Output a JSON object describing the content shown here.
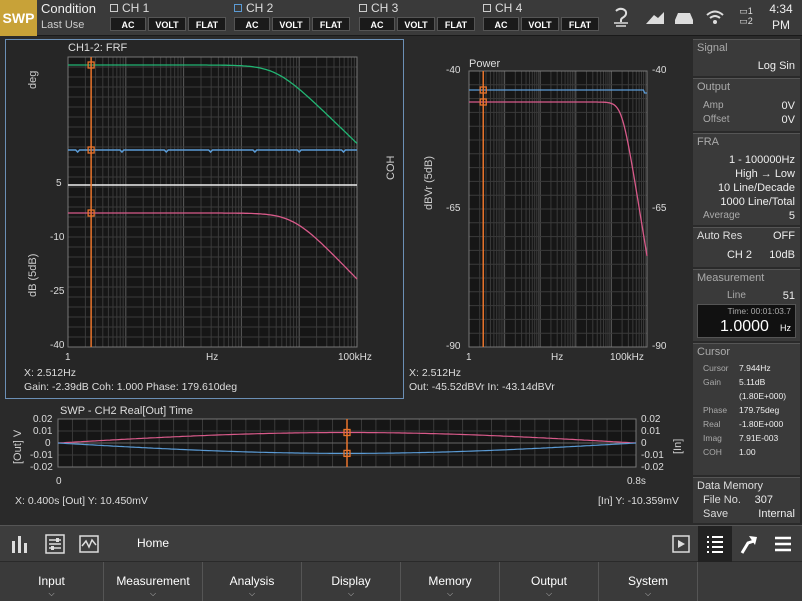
{
  "topbar": {
    "mode": "SWP",
    "condition_title": "Condition",
    "condition_sub": "Last Use",
    "channels": [
      {
        "name": "CH 1",
        "active": false,
        "coupling": "AC",
        "unit": "VOLT",
        "filter": "FLAT"
      },
      {
        "name": "CH 2",
        "active": true,
        "coupling": "AC",
        "unit": "VOLT",
        "filter": "FLAT"
      },
      {
        "name": "CH 3",
        "active": false,
        "coupling": "AC",
        "unit": "VOLT",
        "filter": "FLAT"
      },
      {
        "name": "CH 4",
        "active": false,
        "coupling": "AC",
        "unit": "VOLT",
        "filter": "FLAT"
      }
    ],
    "icons": [
      "usb-icon",
      "signal-icon",
      "storage-icon",
      "wifi-icon",
      "battery-icon"
    ],
    "battery": {
      "b1": "1",
      "b2": "2"
    },
    "time": "4:34",
    "ampm": "PM"
  },
  "frf": {
    "title": "CH1-2: FRF",
    "y_top_label": "deg",
    "y_bottom_label": "dB (5dB)",
    "coh_label": "COH",
    "y_ticks": [
      "5",
      "-10",
      "-25",
      "-40"
    ],
    "x_ticks": [
      "1",
      "Hz",
      "100kHz"
    ],
    "readout_x": "X: 2.512Hz",
    "readout_vals": "Gain: -2.39dB Coh: 1.000 Phase: 179.610deg"
  },
  "power": {
    "title": "Power",
    "y_label": "dBVr (5dB)",
    "y_ticks_left": [
      "-40",
      "-65",
      "-90"
    ],
    "y_ticks_right": [
      "-40",
      "-65",
      "-90"
    ],
    "x_ticks": [
      "1",
      "Hz",
      "100kHz"
    ],
    "readout_x": "X: 2.512Hz",
    "readout_vals": "Out: -45.52dBVr In: -43.14dBVr"
  },
  "time": {
    "title": "SWP - CH2 Real[Out] Time",
    "y_label_left": "[Out] V",
    "y_label_right": "[In]",
    "y_ticks_left": [
      "0.02",
      "0.01",
      "0",
      "-0.01",
      "-0.02"
    ],
    "y_ticks_right": [
      "0.02",
      "0.01",
      "0",
      "-0.01",
      "-0.02"
    ],
    "x_ticks": [
      "0",
      "0.8s"
    ],
    "readout_left": "X: 0.400s [Out] Y: 10.450mV",
    "readout_right": "[In] Y: -10.359mV"
  },
  "sidebar": {
    "signal": {
      "header": "Signal",
      "value": "Log Sin"
    },
    "output": {
      "header": "Output",
      "amp_label": "Amp",
      "amp": "0V",
      "offset_label": "Offset",
      "offset": "0V"
    },
    "fra": {
      "header": "FRA",
      "range": "1 - 100000Hz",
      "direction": "High → Low",
      "density": "10 Line/Decade",
      "total": "1000 Line/Total",
      "average_label": "Average",
      "average": "5"
    },
    "autores": {
      "header": "Auto Res",
      "state": "OFF",
      "ch": "CH 2",
      "range": "10dB"
    },
    "measurement": {
      "header": "Measurement",
      "line_label": "Line",
      "line": "51",
      "time_label": "Time: 00:01:03.7",
      "value": "1.0000",
      "unit": "Hz"
    },
    "cursor": {
      "header": "Cursor",
      "rows": [
        {
          "k": "Cursor",
          "v": "7.944Hz"
        },
        {
          "k": "Gain",
          "v": "5.11dB"
        },
        {
          "k": "",
          "v": "(1.80E+000)"
        },
        {
          "k": "Phase",
          "v": "179.75deg"
        },
        {
          "k": "Real",
          "v": "-1.80E+000"
        },
        {
          "k": "Imag",
          "v": "7.91E-003"
        },
        {
          "k": "COH",
          "v": "1.00"
        }
      ]
    },
    "datamemory": {
      "header": "Data Memory",
      "file_label": "File No.",
      "file": "307",
      "save_label": "Save",
      "save": "Internal"
    }
  },
  "homebar": {
    "label": "Home"
  },
  "menu": [
    "Input",
    "Measurement",
    "Analysis",
    "Display",
    "Memory",
    "Output",
    "System"
  ],
  "colors": {
    "accent": "#c8a238",
    "gain": "#d85a8a",
    "phase": "#22b573",
    "coh": "#5b9bd5",
    "cursor": "#e8742c"
  }
}
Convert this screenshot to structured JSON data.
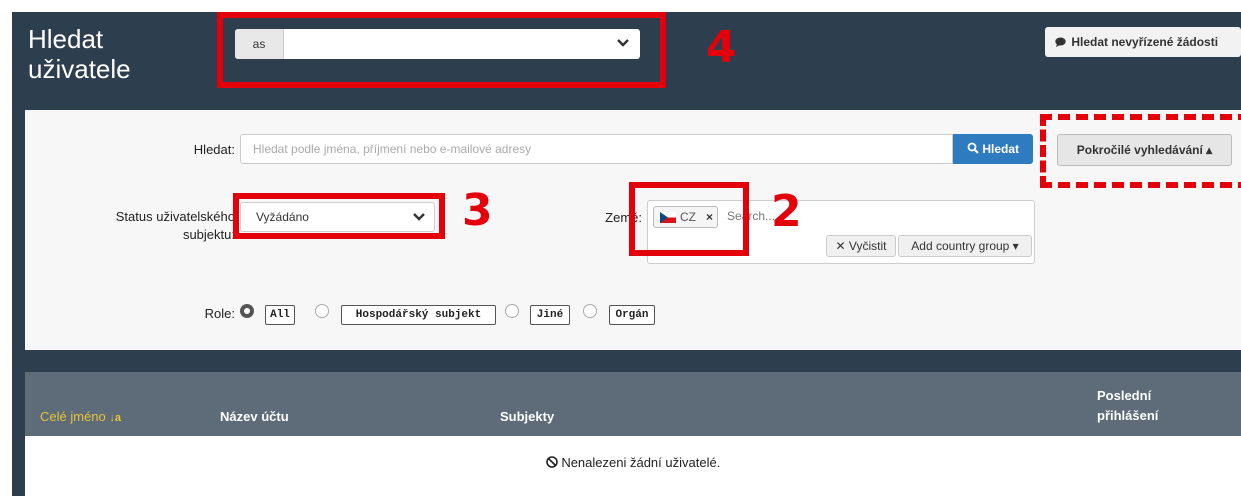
{
  "header": {
    "title_line1": "Hledat",
    "title_line2": "uživatele",
    "as_prefix": "as",
    "as_value": "",
    "pending_button": "Hledat nevyřízené žádosti"
  },
  "search": {
    "label": "Hledat:",
    "placeholder": "Hledat podle jména, příjmení nebo e-mailové adresy",
    "button": "Hledat",
    "advanced_button": "Pokročilé vyhledávání ▴"
  },
  "status": {
    "label_line1": "Status uživatelského",
    "label_line2": "subjektu:",
    "value": "Vyžádáno"
  },
  "country": {
    "label": "Země:",
    "chip_code": "CZ",
    "chip_remove": "×",
    "search_placeholder": "Search...",
    "clear_button": "✕ Vyčistit",
    "group_button": "Add country group ▾"
  },
  "role": {
    "label": "Role:",
    "options": [
      "All",
      "Hospodářský subjekt",
      "Jiné",
      "Orgán"
    ],
    "selected": "All"
  },
  "table": {
    "columns": [
      "Celé jméno",
      "Název účtu",
      "Subjekty",
      "Poslední",
      "přihlášení"
    ],
    "sort_indicator": "↓a",
    "empty_message": "Nenalezeni žádní uživatelé."
  },
  "annotations": {
    "label_2": "2",
    "label_3": "3",
    "label_4": "4",
    "color": "#e3000b"
  },
  "colors": {
    "background": "#2d3e4e",
    "accent_blue": "#2f7bbf",
    "sort_column": "#e8c33a"
  }
}
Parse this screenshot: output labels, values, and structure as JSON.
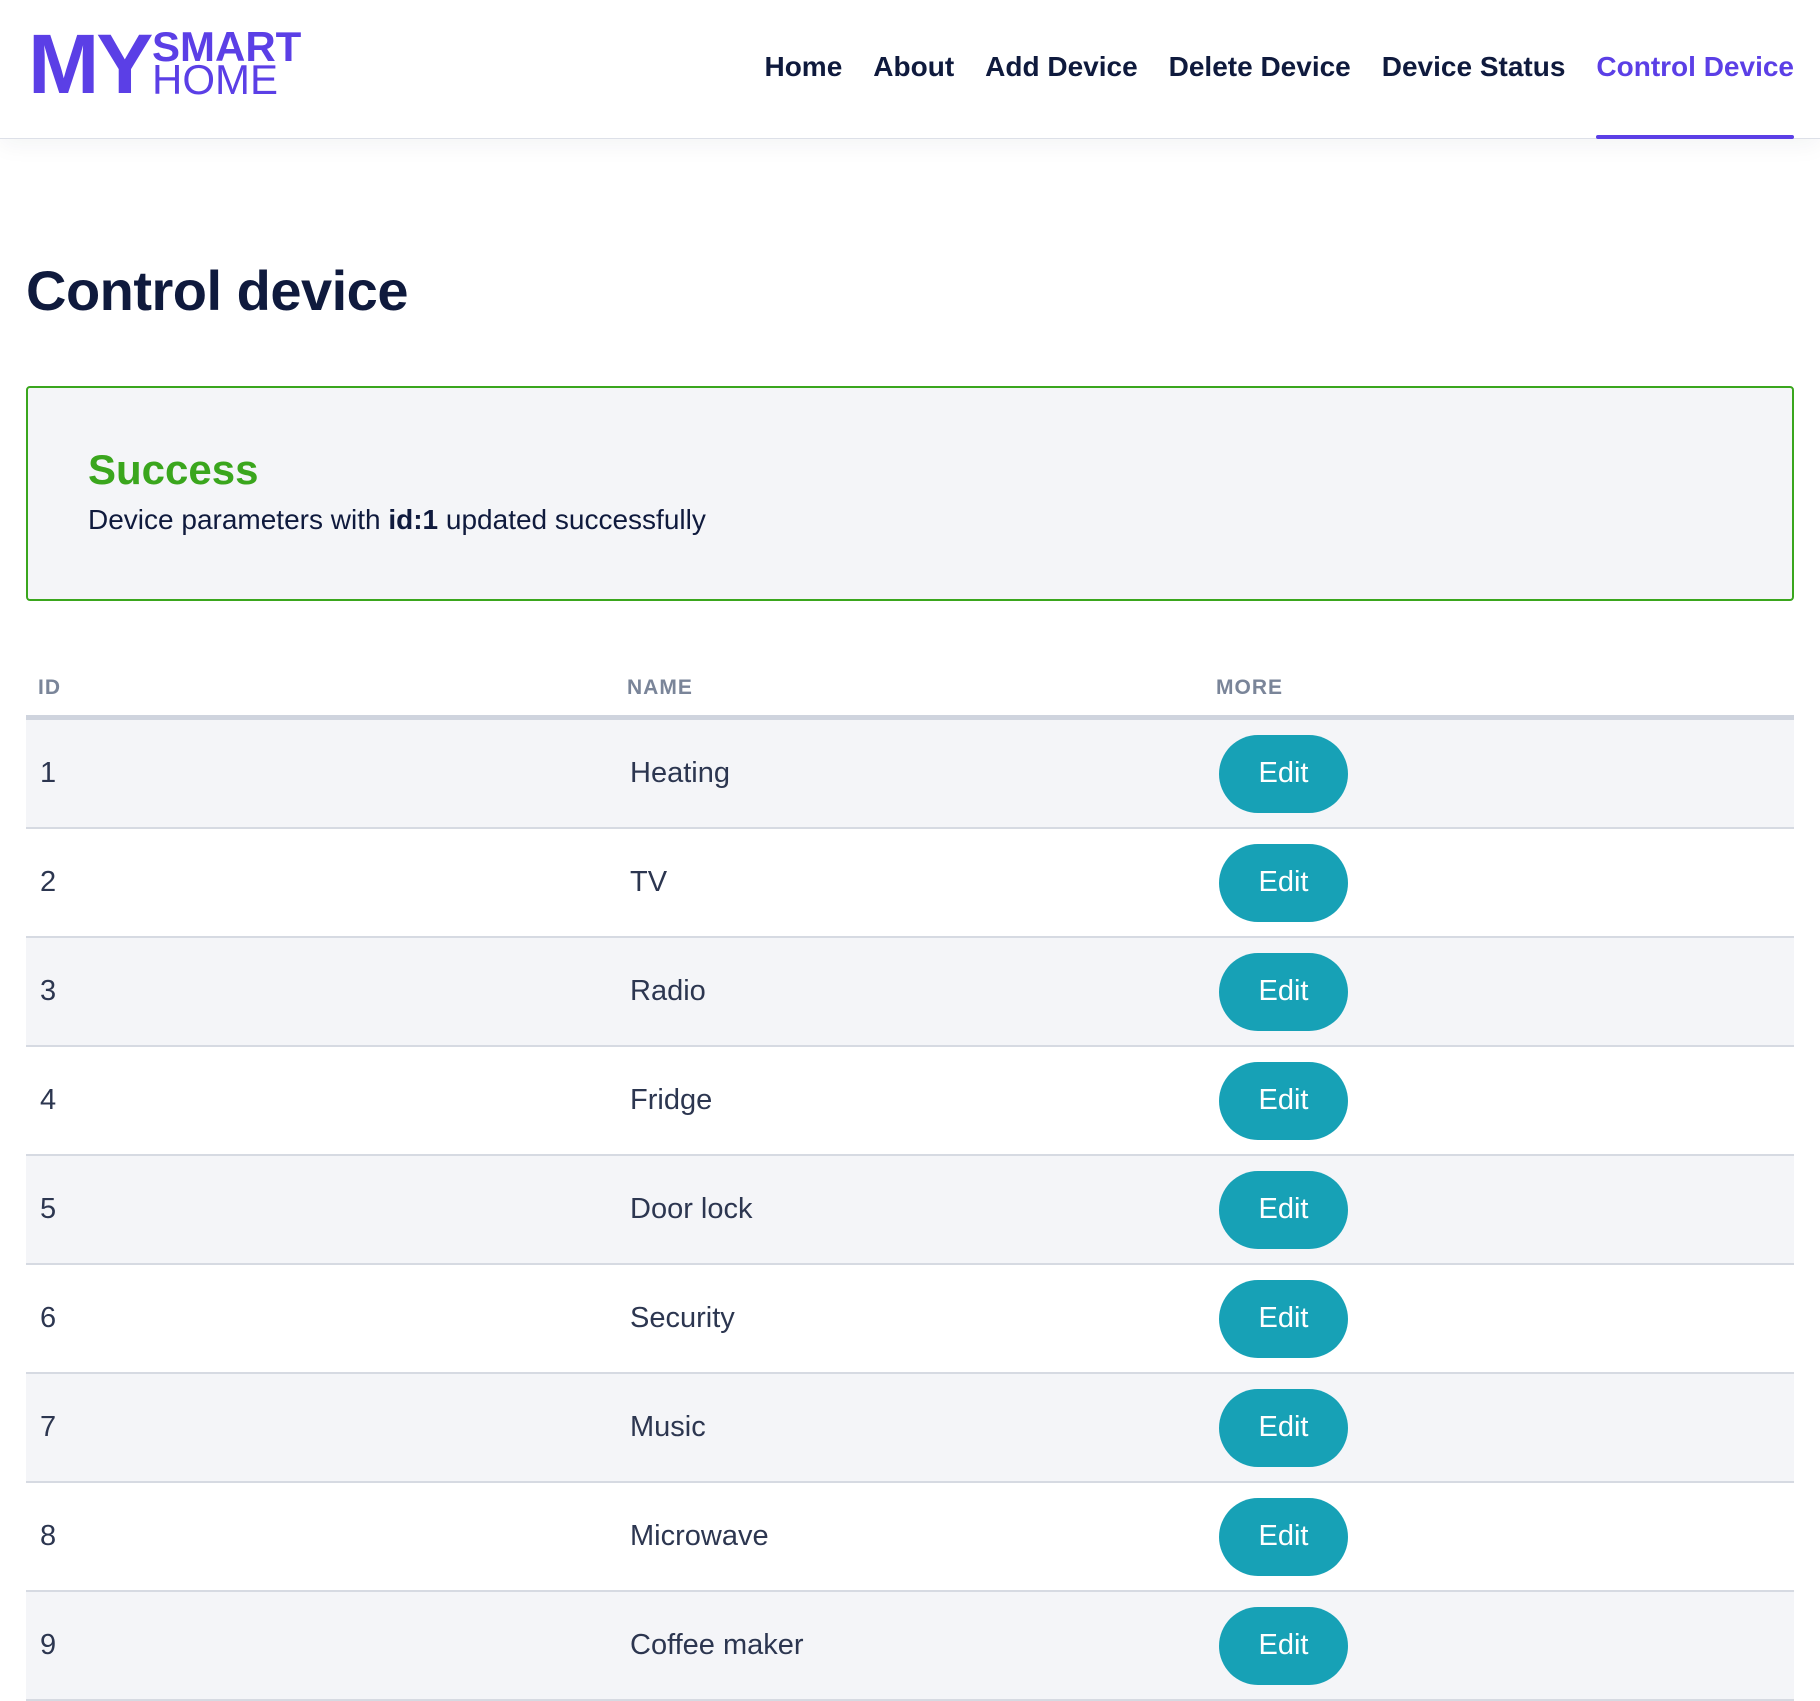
{
  "logo": {
    "my": "MY",
    "smart": "SMART",
    "home": "HOME"
  },
  "nav": {
    "items": [
      {
        "label": "Home",
        "active": false
      },
      {
        "label": "About",
        "active": false
      },
      {
        "label": "Add Device",
        "active": false
      },
      {
        "label": "Delete Device",
        "active": false
      },
      {
        "label": "Device Status",
        "active": false
      },
      {
        "label": "Control Device",
        "active": true
      }
    ]
  },
  "page": {
    "title": "Control device"
  },
  "alert": {
    "title": "Success",
    "message_prefix": "Device parameters with ",
    "message_id": "id:1",
    "message_suffix": " updated successfully",
    "color": "#3aa61d"
  },
  "table": {
    "headers": {
      "id": "ID",
      "name": "NAME",
      "more": "MORE"
    },
    "edit_label": "Edit",
    "rows": [
      {
        "id": "1",
        "name": "Heating"
      },
      {
        "id": "2",
        "name": "TV"
      },
      {
        "id": "3",
        "name": "Radio"
      },
      {
        "id": "4",
        "name": "Fridge"
      },
      {
        "id": "5",
        "name": "Door lock"
      },
      {
        "id": "6",
        "name": "Security"
      },
      {
        "id": "7",
        "name": "Music"
      },
      {
        "id": "8",
        "name": "Microwave"
      },
      {
        "id": "9",
        "name": "Coffee maker"
      }
    ]
  },
  "colors": {
    "brand": "#5b3fe6",
    "button": "#17a1b6",
    "text": "#0f1a3d"
  }
}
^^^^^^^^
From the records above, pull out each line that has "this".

Convert this screenshot to structured JSON data.
Parse this screenshot: output labels, values, and structure as JSON.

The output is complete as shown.